### ACTION ITEM
Where a line contains the word "heading", copy that line from the records below.

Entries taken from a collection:

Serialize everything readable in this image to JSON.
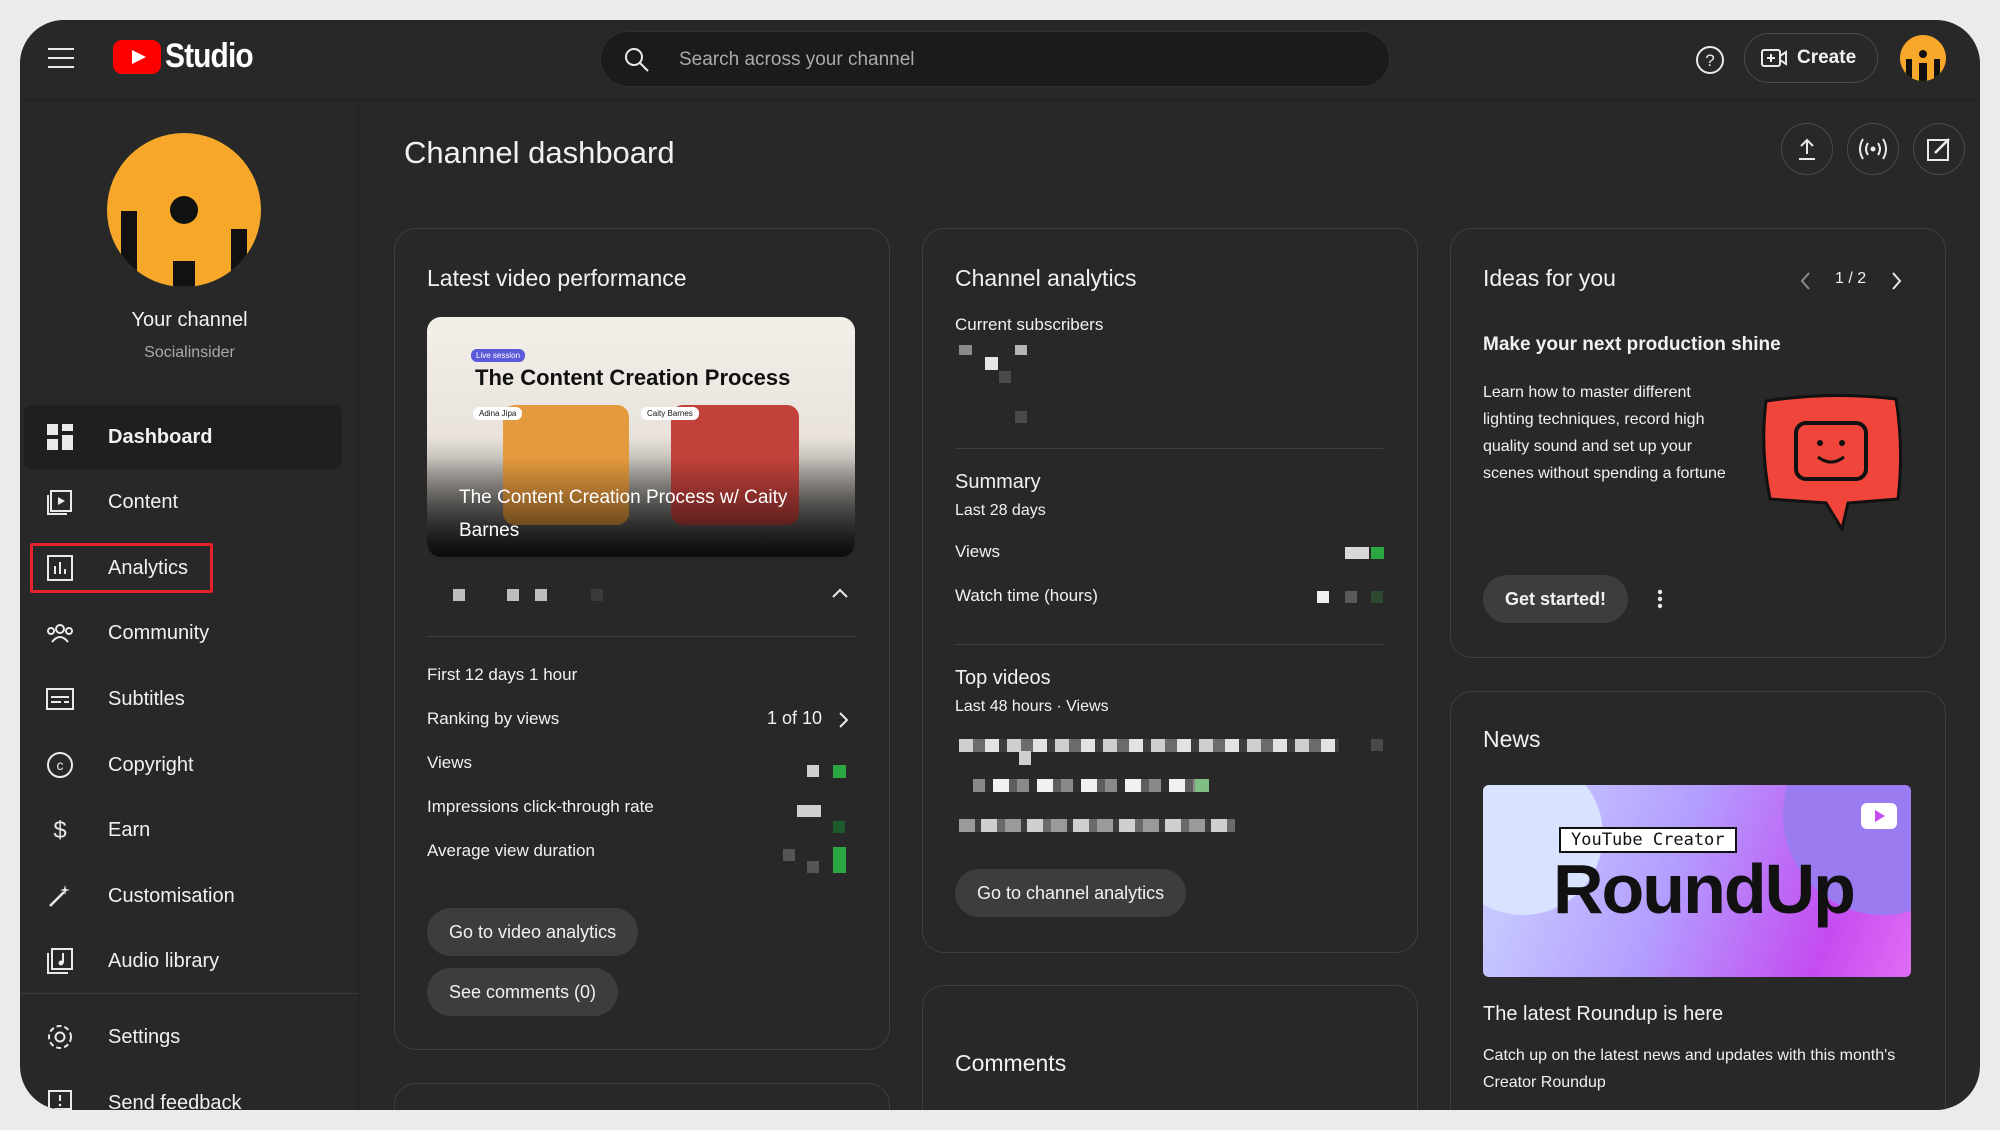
{
  "app": {
    "logo_text": "Studio"
  },
  "search": {
    "placeholder": "Search across your channel"
  },
  "header": {
    "create_label": "Create"
  },
  "sidebar": {
    "your_channel": "Your channel",
    "channel_name": "Socialinsider",
    "items": [
      {
        "label": "Dashboard",
        "icon": "dashboard-icon",
        "active": true
      },
      {
        "label": "Content",
        "icon": "content-icon"
      },
      {
        "label": "Analytics",
        "icon": "analytics-icon"
      },
      {
        "label": "Community",
        "icon": "community-icon"
      },
      {
        "label": "Subtitles",
        "icon": "subtitles-icon"
      },
      {
        "label": "Copyright",
        "icon": "copyright-icon"
      },
      {
        "label": "Earn",
        "icon": "earn-icon"
      },
      {
        "label": "Customisation",
        "icon": "customisation-icon"
      },
      {
        "label": "Audio library",
        "icon": "audio-library-icon"
      }
    ],
    "bottom_items": [
      {
        "label": "Settings",
        "icon": "settings-icon"
      },
      {
        "label": "Send feedback",
        "icon": "feedback-icon"
      }
    ]
  },
  "main": {
    "page_title": "Channel dashboard"
  },
  "latest_video": {
    "title": "Latest video performance",
    "thumbnail": {
      "live_tag": "Live session",
      "heading": "The Content Creation Process",
      "speaker1": "Adina Jipa",
      "speaker2": "Caity Barnes",
      "caption": "The Content Creation Process w/ Caity Barnes"
    },
    "period": "First 12 days 1 hour",
    "ranking_label": "Ranking by views",
    "ranking_value": "1 of 10",
    "metrics": [
      "Views",
      "Impressions click-through rate",
      "Average view duration"
    ],
    "buttons": {
      "analytics": "Go to video analytics",
      "comments": "See comments (0)"
    }
  },
  "channel_analytics": {
    "title": "Channel analytics",
    "subscribers_label": "Current subscribers",
    "summary_title": "Summary",
    "summary_period": "Last 28 days",
    "summary_rows": [
      "Views",
      "Watch time (hours)"
    ],
    "top_videos_title": "Top videos",
    "top_videos_period": "Last 48 hours · Views",
    "button": "Go to channel analytics"
  },
  "ideas": {
    "title": "Ideas for you",
    "pager": "1 / 2",
    "heading": "Make your next production shine",
    "body": "Learn how to master different lighting techniques, record high quality sound and set up your scenes without spending a fortune",
    "cta": "Get started!"
  },
  "news": {
    "title": "News",
    "banner_tag": "YouTube Creator",
    "banner_title": "RoundUp",
    "heading": "The latest Roundup is here",
    "body": "Catch up on the latest news and updates with this month's Creator Roundup"
  },
  "comments": {
    "title": "Comments"
  },
  "colors": {
    "accent_red": "#ff0000",
    "highlight_red": "#e5232c",
    "avatar_orange": "#f7a82b",
    "positive_green": "#2ba640"
  }
}
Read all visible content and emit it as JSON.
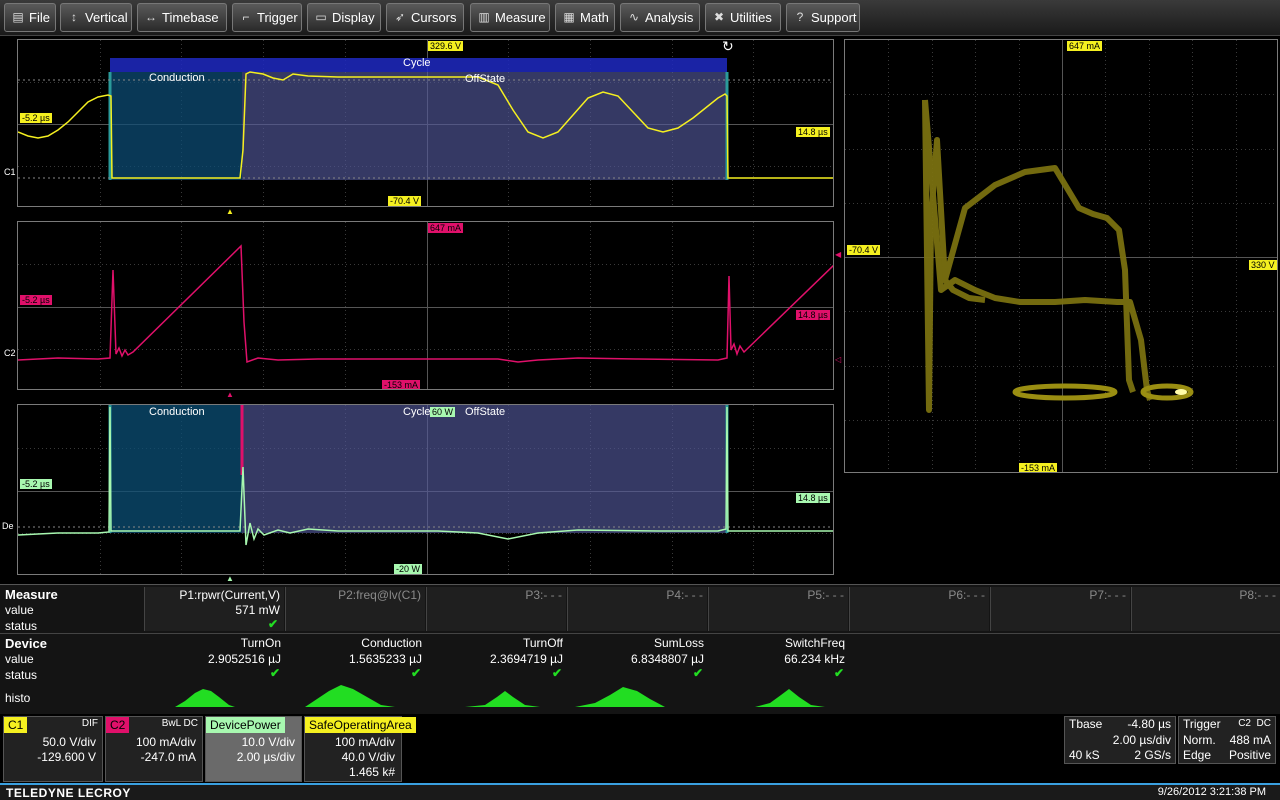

### TASK OUTPUT
      "heading": "The Content Creation Process",
    "heading": "Make your next production shine",
    "heading": "The latest Roundup is here",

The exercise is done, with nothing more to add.